Before Paar, Carson, Letterman, Leno and Fallon there was Joe Franklin. The talk show legend and showbiz historian is listed in the Guinness Book of World Records as the host of the longest running talk show in history (43 years and 300,000 guests, give or take) and often credited with inventing the format itself. Gilbert and Frank dropped in on Joe’s infamously cluttered (an understatement!) Times Square office to nosh on chicken salad, dodge falling stacks of collectibles and ask the “King of Nostalgia” about his memories of Charlie Chaplin, Woody Allen, Buster Keaton, Frank Sinatra, Barbra Streisand and John Lennon (to name but a few).
Child actor Butch Patrick was barely 11 years old when he was asked to screen test for a CBS “family sitcom” and within hours, his life was forever changed.
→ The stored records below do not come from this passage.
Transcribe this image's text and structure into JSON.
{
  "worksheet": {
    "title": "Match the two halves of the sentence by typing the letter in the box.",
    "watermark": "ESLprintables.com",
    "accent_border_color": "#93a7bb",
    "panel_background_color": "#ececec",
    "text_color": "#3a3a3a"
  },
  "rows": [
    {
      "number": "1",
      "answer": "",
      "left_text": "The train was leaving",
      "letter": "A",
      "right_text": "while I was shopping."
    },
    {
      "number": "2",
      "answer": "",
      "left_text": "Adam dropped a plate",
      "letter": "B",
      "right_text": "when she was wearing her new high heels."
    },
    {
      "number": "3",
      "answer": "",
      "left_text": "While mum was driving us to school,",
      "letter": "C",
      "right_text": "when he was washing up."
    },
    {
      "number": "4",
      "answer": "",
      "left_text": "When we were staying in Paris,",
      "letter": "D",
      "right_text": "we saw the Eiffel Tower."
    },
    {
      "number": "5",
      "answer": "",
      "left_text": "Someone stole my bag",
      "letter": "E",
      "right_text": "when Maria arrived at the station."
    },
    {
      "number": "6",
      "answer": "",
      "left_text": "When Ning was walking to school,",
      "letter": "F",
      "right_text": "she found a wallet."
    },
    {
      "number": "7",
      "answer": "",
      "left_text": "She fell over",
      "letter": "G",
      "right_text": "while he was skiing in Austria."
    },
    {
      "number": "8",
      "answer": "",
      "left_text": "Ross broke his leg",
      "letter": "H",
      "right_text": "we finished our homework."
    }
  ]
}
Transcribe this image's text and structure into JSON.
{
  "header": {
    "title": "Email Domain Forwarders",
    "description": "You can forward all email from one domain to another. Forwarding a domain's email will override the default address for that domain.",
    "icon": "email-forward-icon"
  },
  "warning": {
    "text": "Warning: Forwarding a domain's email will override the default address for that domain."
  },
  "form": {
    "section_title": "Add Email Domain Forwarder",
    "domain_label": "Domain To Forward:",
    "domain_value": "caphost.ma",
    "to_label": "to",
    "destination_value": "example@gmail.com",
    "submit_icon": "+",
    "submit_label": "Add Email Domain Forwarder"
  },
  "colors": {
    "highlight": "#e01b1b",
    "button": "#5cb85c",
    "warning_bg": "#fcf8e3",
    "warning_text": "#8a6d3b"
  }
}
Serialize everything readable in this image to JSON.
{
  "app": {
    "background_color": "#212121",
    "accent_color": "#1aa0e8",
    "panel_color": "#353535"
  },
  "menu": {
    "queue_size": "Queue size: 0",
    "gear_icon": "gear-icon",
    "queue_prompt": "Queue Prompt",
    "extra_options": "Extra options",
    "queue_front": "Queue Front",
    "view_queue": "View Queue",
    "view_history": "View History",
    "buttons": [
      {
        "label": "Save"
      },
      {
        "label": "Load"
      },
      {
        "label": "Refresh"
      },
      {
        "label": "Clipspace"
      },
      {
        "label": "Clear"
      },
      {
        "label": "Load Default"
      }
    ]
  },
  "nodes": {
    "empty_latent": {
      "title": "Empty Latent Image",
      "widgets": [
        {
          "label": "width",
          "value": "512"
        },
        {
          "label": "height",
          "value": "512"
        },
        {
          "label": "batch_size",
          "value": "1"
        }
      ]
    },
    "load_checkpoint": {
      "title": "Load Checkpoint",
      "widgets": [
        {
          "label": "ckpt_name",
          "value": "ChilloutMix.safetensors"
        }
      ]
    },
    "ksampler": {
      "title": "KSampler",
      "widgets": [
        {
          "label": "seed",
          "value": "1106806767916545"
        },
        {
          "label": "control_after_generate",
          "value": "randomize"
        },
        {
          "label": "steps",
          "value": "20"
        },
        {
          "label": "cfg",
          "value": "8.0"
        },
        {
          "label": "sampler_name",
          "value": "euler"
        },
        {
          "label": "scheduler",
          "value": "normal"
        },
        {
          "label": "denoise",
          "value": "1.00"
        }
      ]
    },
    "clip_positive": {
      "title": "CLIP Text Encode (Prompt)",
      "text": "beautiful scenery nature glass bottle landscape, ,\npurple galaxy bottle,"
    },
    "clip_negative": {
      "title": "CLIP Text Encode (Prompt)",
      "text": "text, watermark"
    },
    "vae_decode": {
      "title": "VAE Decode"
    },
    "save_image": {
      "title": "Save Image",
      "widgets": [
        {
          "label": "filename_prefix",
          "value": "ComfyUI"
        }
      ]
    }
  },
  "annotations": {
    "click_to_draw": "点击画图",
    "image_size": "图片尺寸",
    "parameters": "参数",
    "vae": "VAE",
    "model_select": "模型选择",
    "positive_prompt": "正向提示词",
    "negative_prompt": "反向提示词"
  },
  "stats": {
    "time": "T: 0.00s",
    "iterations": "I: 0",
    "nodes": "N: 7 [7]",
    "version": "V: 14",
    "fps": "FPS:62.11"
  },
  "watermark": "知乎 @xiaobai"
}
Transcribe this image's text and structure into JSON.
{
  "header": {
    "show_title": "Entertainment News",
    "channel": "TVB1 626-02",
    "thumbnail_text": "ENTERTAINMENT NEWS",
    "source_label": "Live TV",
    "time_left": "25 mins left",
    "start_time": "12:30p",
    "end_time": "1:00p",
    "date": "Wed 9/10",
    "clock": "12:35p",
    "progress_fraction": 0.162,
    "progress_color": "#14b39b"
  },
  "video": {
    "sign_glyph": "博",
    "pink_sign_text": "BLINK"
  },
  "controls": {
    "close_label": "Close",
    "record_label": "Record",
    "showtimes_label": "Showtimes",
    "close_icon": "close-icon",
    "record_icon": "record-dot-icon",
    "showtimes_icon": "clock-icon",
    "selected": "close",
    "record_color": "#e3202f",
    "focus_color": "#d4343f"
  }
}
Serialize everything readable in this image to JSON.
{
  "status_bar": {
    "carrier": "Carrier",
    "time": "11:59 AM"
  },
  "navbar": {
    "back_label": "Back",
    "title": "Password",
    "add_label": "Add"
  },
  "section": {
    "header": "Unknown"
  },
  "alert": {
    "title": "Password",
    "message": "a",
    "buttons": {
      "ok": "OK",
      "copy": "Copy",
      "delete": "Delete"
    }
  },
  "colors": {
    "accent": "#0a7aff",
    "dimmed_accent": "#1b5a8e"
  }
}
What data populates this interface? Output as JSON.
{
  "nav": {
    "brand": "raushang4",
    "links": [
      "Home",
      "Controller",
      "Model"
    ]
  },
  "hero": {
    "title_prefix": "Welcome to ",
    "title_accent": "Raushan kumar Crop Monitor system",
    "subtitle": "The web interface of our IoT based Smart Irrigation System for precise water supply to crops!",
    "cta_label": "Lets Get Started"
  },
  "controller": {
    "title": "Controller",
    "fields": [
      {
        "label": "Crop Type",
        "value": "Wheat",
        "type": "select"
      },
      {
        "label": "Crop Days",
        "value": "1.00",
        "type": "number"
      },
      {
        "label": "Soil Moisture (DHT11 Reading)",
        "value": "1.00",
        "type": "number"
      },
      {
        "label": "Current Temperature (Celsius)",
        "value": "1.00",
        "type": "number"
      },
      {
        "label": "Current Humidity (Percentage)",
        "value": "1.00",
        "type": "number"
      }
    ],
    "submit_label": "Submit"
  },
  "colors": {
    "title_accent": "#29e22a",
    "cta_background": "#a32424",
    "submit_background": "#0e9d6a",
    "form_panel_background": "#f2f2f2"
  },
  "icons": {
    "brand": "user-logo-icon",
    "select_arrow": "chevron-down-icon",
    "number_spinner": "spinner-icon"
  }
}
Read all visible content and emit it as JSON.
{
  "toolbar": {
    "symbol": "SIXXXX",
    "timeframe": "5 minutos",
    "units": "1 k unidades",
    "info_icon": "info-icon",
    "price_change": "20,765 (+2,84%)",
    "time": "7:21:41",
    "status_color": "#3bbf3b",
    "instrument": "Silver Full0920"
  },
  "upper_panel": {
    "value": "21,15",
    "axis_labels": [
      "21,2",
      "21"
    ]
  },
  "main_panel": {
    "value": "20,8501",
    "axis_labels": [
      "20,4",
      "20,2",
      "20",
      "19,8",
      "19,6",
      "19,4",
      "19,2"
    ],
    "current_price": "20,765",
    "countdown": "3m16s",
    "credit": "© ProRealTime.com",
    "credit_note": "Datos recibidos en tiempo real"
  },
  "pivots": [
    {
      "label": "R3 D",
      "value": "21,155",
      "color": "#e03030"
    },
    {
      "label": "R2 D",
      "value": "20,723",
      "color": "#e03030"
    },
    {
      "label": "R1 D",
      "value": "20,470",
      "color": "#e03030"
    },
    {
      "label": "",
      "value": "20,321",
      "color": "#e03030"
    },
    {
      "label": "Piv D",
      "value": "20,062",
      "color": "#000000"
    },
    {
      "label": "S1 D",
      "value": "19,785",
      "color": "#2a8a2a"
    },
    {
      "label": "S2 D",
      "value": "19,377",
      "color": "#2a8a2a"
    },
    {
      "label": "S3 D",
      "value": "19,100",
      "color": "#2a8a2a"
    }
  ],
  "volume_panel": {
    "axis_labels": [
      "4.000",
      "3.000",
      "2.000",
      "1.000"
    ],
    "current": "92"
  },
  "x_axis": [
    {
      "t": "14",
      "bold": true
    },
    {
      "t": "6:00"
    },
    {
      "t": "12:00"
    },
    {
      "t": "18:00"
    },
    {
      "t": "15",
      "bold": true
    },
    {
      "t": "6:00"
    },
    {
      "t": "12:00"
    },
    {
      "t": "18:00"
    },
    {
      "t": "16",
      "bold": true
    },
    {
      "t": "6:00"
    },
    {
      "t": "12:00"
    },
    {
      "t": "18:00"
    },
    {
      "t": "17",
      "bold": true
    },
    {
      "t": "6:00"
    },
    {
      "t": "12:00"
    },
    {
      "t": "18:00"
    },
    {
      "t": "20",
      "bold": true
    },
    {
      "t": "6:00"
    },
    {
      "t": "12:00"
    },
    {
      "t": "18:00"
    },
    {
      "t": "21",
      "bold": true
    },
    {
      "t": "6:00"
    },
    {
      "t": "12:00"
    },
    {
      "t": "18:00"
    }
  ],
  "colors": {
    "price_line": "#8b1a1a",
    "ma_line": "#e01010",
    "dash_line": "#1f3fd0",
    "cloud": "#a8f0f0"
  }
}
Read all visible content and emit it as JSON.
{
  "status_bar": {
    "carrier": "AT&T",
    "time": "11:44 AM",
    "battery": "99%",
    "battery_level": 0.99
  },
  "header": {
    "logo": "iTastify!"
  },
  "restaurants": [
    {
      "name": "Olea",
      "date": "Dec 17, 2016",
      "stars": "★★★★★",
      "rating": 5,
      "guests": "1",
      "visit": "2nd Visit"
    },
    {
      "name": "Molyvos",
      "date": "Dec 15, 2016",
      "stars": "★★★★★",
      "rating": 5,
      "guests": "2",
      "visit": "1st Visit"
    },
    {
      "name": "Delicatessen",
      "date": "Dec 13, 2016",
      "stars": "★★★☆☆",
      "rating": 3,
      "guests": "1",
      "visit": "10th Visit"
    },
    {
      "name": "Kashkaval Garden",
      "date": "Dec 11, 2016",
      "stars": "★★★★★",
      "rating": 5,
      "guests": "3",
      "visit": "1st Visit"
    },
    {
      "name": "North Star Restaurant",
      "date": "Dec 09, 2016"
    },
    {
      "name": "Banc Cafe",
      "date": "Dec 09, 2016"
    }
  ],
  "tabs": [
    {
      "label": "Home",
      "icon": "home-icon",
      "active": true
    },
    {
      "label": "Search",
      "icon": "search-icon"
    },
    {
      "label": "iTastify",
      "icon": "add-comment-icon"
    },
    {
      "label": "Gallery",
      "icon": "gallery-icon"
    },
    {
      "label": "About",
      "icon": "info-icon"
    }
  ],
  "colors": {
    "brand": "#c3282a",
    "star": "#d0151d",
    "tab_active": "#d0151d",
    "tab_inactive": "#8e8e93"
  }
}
To mark the 50th Anniversary of the debut of one of TV’s strangest (and most enduring) shows, “The Munsters,” Gilbert rings up Eddie Munster himself to find out how he first landed the part way back in 1964, why the original Marilyn was replaced and if he still has his old “Woof Woof” doll. Also, Butch speaks with surprising candor about overcoming his various demons of booze, drugs and typecasting and tells us where “Lidsville” creators Sid & Marty Krofft found their own “inspiration.” All this, plus memories of Chuck Jones, Mel Blanc, Charles Nelson Reilly, Paul Lynde and more!
Millions of movie buffs know Robert Osborne as the elegant, erudite film historian and host of Turner Classic Movies, but few know that he spent time as a struggling actor, was mentored by comedy legend Lucille Ball, and even appeared in the pilot of “The Beverly Hillbillies? — a show he was certain would “never catch on.” A while back, Gilbert sat in as TCM?s “Guest Programmer” and now Robert generously returns the favor by traveling to Manhattan’s Society of Illustrators on an oppressively hot July evening to dish a little dirt and share anecdotes about Hollywood luminaries Bette Davis, Olivia de Havilland, Natalie Wood and Walt Disney (among others).
Gilbert and Frank head to the Greenwich Village apartment of “Roastmaster General” Jeffrey Ross to talk about some of his favorite roasts and roast jokes (he also couldn’t resist the urge to roast his two interviewers). Jeff also recalls his friendships with showbiz icons Buddy Hackett, Bea Arthur, Sid Caesar and Milton Berle, including the time he was treated to a sneak peek of Uncle Miltie’s legendarily large appendage. Also, Gilbert chimes in on his infamous performance at the Hugh Hefner roast and the “Aristocrats” joke that spawned a hit movie.
Throughout the late 1950’s and 60’s, the comedy duo of Allen & Rossi performed to sold-out Vegas crowds, recorded bestselling comedy albums and made hundreds of TV appearances (44 of them on “The Ed Sullivan Show” show). Sadly, Steve Rossi passed away recently but a few weeks back, we tracked down the other half of the legendary team, 92-year-old (and still performing!) Marty Allen, to talk about his 60+ years in the business, his brushes with Elvis and the Beatles and the origin of the duo’s signature catch phrase, “Hello Dere!”
Musician, comedian, actor and composer Paul Shaffer was heavily influenced by the musical (and comedy) acts he grew up watching on “The Ed Sullivan Show,” so it was only fitting that we interviewed him in the “Ed Sullivan Room” of the famed New York Friars Club. Not many people can say they worked with James Brown, John Belushi, Sammy Davis, Jr., Jerry Lewis, Brian Wilson, Chevy Chase, Mickey Rooney AND the infamous Phil Spector, but Paul has — and he shares memorable anecdotes about every one of them. Also, Gilbert and Paul discuss their mutual obsession with a certain Cindy Crawford/Valerie Bertinelli infomercial.
Gilbert visits the Upper West Side neighborhood of of 91-year-old comedy legend Larry Storch, to talk about his days in nightclubs and burlesque, his gift for accents and dialects, his decades-long friendships with Tony Curtis and Don (“Get Smart”) Adams and his memories of everyone from Lucille Ball to Orson Welles. Also, Larry shares some of his all-time favorite jokes and joins Gilbert and Frank for an impromptu (and practically on-key) rendition of the “F-Troop” theme.
Support Storch’s Star at GoFundMe.com: http://www.gofundme.com/storchsstar.
Actor and alleged wiseguy Gianni Russo, who played the traitorous Carlo Rizzi in the original Godfather, stops by to talk about people he?s bumped off in real life (two, maybe three that he’ll admit to), having sex with Liza Minnelli and Marilyn Monroe and taking acting lessons from Marlon Brando. Also, crime boss John Gotti and Panamanian dictator Manuel Noriega get mentions! (Did you know that Liza and Noriega briefly toured together in the ’80s? Okay, we made that part up).